=== PROMPT ===
The answer must consist of every record below, reproduced exactly.

=== MATERIAL SUPPLIED ===
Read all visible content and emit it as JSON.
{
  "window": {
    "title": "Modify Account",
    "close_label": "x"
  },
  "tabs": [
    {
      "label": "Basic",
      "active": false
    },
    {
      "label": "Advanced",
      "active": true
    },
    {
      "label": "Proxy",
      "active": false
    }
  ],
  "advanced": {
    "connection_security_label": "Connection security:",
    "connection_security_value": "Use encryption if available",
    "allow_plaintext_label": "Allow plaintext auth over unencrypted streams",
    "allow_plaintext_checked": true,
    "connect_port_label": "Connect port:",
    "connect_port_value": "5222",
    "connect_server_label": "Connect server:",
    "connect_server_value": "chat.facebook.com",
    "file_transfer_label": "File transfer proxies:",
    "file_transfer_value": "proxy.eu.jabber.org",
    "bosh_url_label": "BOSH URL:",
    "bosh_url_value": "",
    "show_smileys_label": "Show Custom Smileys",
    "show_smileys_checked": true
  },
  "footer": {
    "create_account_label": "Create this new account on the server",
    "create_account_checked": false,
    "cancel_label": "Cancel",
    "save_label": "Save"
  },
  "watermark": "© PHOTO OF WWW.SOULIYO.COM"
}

=== EXERCISE OUTPUT ===
Read all visible content and emit it as JSON.
{
  "window": {
    "title": "Modify Account",
    "close_label": "x"
  },
  "tabs": [
    {
      "label": "Basic",
      "active": false
    },
    {
      "label": "Advanced",
      "active": true
    },
    {
      "label": "Proxy",
      "active": false
    }
  ],
  "advanced": {
    "connection_security_label": "Connection security:",
    "connection_security_value": "Use encryption if available",
    "allow_plaintext_label": "Allow plaintext auth over unencrypted streams",
    "allow_plaintext_checked": true,
    "connect_port_label": "Connect port:",
    "connect_port_value": "5222",
    "connect_server_label": "Connect server:",
    "connect_server_value": "chat.facebook.com",
    "file_transfer_label": "File transfer proxies:",
    "file_transfer_value": "proxy.eu.jabber.org",
    "bosh_url_label": "BOSH URL:",
    "bosh_url_value": "",
    "show_smileys_label": "Show Custom Smileys",
    "show_smileys_checked": true
  },
  "footer": {
    "create_account_label": "Create this new account on the server",
    "create_account_checked": false,
    "cancel_label": "Cancel",
    "save_label": "Save"
  },
  "watermark": "© PHOTO OF WWW.SOULIYO.COM"
}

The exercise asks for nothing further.